## Supplied records
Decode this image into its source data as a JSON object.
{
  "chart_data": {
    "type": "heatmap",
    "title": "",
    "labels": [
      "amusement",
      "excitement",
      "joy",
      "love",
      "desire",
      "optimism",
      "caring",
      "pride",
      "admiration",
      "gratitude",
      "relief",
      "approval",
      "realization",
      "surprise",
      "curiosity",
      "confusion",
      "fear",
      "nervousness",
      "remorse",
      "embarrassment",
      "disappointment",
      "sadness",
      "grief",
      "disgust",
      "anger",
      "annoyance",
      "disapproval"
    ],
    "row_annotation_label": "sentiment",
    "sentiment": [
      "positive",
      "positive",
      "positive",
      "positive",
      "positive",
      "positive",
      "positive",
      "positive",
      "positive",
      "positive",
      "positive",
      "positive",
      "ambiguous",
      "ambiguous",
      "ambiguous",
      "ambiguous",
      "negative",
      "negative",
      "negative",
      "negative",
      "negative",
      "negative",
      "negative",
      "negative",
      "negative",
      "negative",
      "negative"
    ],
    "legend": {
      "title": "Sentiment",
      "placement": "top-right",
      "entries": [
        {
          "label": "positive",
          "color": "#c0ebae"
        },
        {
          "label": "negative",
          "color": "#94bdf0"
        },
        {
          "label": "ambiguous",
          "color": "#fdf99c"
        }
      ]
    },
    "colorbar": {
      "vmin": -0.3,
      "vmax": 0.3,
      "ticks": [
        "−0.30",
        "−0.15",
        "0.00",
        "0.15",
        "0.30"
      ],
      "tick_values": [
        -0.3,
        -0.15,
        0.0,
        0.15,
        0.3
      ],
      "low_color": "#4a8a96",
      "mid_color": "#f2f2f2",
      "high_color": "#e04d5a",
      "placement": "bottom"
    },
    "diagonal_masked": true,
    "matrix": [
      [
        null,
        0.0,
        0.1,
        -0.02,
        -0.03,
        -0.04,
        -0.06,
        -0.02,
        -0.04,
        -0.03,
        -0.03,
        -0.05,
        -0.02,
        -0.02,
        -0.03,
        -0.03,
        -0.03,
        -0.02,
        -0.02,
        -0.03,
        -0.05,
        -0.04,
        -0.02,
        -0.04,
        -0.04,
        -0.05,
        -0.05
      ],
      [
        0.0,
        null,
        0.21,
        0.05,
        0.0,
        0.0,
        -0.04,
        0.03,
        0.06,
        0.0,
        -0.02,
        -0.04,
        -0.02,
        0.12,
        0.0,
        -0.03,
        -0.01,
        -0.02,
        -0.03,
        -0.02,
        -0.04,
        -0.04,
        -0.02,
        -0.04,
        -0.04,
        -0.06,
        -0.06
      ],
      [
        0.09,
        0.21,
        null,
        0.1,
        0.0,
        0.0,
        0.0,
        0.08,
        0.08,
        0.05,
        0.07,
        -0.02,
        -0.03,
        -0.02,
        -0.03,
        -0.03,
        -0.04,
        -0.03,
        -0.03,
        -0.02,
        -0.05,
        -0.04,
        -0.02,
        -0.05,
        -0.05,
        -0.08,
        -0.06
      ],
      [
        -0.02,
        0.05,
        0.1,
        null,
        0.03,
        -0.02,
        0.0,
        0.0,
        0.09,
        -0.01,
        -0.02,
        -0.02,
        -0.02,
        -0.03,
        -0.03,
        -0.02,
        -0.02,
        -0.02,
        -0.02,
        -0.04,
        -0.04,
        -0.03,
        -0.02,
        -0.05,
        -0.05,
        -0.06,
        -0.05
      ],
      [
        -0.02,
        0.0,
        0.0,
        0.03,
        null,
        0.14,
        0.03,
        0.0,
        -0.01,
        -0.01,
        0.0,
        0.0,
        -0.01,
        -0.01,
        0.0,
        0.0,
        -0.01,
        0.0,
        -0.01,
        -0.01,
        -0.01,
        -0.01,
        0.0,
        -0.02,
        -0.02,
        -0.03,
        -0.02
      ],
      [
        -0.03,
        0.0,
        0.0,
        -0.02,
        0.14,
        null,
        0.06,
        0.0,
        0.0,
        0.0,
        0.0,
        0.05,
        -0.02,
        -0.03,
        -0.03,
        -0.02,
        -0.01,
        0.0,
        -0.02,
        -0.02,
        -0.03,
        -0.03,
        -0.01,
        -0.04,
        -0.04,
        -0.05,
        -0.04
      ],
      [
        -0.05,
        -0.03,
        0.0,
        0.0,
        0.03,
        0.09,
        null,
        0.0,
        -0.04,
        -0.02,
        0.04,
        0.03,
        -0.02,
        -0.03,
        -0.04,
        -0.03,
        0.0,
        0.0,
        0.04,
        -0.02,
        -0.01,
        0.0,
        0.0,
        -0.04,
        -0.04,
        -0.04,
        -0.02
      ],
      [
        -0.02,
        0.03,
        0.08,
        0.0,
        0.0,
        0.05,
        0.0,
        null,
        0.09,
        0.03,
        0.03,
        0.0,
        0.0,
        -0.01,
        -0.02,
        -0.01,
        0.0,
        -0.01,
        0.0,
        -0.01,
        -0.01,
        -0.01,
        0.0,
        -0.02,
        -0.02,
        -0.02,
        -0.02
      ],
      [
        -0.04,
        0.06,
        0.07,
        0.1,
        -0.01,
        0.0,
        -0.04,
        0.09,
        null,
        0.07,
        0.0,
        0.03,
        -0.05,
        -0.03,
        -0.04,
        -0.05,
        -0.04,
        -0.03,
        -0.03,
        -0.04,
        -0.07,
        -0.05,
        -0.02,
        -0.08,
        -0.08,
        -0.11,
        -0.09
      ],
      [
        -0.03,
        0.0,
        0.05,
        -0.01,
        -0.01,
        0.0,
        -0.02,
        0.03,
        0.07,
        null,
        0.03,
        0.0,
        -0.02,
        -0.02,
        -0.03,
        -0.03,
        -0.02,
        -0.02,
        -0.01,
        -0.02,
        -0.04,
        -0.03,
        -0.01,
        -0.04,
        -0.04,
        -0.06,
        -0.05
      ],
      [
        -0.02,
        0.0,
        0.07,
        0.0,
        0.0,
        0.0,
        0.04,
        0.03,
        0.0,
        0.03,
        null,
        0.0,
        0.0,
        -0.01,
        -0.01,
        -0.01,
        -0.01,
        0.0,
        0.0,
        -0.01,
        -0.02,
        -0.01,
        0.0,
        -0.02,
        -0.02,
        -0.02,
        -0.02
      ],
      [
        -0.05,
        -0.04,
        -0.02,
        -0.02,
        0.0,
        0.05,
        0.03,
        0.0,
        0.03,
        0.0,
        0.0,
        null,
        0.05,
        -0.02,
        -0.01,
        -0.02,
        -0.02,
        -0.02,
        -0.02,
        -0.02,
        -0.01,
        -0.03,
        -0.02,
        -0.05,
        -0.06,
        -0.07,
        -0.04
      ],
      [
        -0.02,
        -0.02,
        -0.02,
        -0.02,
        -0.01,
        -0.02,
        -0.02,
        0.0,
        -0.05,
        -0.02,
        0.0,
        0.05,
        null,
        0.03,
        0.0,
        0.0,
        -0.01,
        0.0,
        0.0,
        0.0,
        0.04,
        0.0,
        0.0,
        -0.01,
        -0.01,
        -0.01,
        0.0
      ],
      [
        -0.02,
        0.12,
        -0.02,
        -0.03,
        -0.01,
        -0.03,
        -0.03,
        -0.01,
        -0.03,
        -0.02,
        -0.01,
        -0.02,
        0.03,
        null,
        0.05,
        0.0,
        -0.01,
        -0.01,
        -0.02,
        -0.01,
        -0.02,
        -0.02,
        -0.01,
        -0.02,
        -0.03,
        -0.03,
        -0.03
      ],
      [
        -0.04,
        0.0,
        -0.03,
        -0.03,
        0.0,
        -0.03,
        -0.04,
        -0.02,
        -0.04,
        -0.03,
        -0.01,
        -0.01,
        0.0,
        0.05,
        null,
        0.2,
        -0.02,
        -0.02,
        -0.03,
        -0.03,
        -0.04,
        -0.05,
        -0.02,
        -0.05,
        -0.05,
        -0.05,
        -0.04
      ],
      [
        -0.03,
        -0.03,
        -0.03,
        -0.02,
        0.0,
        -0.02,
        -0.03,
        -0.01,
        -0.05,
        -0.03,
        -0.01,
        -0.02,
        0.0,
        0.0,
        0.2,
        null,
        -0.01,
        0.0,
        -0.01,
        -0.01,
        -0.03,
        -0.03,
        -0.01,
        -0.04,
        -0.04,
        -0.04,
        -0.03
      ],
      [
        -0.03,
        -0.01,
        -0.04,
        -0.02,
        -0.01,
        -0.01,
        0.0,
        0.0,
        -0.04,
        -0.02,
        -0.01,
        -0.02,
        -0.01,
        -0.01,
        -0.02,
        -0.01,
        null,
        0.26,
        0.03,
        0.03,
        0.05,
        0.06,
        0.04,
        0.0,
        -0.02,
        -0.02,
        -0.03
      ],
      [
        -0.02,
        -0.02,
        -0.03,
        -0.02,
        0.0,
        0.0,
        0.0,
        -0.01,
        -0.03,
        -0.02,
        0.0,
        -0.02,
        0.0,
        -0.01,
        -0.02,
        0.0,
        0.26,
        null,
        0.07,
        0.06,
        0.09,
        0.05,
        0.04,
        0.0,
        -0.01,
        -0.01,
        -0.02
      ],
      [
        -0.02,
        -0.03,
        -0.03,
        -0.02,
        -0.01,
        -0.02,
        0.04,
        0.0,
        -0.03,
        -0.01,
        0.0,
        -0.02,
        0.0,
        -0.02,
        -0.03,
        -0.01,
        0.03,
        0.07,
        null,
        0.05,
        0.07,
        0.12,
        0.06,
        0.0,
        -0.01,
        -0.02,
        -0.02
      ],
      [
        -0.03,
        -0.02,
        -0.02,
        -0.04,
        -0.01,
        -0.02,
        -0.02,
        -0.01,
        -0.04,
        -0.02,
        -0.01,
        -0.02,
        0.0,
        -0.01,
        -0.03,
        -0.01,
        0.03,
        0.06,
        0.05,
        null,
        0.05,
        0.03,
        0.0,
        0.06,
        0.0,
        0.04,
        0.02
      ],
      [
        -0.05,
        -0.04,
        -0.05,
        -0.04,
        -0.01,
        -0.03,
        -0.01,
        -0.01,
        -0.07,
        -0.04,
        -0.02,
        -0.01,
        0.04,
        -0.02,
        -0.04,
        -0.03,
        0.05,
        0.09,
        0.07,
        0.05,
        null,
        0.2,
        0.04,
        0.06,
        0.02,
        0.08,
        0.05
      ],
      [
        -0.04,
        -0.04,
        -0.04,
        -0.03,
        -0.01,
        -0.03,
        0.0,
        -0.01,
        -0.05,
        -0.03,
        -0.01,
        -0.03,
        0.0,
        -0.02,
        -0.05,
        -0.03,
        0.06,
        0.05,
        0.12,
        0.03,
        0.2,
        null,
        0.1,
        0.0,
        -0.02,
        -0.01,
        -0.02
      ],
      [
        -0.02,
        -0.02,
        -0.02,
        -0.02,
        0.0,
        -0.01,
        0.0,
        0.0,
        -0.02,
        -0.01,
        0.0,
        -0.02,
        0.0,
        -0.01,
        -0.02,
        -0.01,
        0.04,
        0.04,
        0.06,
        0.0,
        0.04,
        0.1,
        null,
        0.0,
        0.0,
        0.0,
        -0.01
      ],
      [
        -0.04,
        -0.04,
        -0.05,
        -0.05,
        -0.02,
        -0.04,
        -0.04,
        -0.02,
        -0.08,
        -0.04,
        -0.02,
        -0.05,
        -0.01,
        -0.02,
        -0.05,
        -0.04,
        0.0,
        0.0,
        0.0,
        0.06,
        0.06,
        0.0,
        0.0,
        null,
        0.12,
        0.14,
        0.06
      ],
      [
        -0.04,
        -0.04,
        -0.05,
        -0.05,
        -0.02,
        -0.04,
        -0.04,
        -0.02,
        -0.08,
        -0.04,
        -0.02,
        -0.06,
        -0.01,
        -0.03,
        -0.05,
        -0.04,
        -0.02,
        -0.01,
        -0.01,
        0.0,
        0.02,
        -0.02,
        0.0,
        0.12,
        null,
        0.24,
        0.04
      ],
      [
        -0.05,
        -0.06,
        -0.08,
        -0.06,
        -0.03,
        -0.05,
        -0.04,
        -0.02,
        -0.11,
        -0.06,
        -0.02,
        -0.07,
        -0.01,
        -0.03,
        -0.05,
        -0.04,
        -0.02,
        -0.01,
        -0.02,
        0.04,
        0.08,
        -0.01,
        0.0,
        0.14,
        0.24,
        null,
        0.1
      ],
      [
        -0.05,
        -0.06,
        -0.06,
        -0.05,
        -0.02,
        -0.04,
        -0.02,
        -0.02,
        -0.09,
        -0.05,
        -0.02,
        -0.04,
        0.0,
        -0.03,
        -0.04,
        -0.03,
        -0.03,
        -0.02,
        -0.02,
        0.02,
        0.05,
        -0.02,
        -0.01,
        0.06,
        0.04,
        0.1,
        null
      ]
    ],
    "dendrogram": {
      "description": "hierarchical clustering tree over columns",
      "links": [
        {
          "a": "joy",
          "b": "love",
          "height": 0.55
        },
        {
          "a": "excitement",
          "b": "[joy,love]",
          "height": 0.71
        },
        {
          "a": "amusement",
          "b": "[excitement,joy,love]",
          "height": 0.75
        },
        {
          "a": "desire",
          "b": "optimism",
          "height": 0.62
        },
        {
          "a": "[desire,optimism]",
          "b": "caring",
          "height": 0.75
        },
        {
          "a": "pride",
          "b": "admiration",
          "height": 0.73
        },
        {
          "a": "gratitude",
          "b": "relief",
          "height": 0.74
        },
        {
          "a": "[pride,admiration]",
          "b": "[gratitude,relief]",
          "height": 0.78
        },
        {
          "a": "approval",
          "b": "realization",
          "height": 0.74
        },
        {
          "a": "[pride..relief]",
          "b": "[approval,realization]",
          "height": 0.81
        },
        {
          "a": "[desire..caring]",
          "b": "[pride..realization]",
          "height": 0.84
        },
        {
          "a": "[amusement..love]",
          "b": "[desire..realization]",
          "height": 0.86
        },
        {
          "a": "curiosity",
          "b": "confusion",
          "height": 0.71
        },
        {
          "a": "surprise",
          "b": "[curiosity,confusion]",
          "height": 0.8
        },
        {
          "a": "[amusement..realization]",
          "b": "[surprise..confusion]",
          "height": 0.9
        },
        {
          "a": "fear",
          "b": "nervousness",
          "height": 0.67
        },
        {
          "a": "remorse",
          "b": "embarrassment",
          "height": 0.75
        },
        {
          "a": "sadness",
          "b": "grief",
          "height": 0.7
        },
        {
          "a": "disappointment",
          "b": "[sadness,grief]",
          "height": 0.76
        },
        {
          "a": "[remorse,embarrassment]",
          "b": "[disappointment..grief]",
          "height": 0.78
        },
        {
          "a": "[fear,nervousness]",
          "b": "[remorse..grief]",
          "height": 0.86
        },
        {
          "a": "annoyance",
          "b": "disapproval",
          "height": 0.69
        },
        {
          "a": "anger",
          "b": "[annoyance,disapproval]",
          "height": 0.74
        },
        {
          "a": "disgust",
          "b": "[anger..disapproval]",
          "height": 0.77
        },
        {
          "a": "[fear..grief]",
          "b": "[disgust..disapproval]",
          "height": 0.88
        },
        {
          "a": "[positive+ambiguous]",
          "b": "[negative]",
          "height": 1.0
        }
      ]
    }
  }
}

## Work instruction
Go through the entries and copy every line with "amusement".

## Answer for this exercise
      "amusement",
          "a": "amusement",
          "a": "[amusement..love]",
          "a": "[amusement..realization]",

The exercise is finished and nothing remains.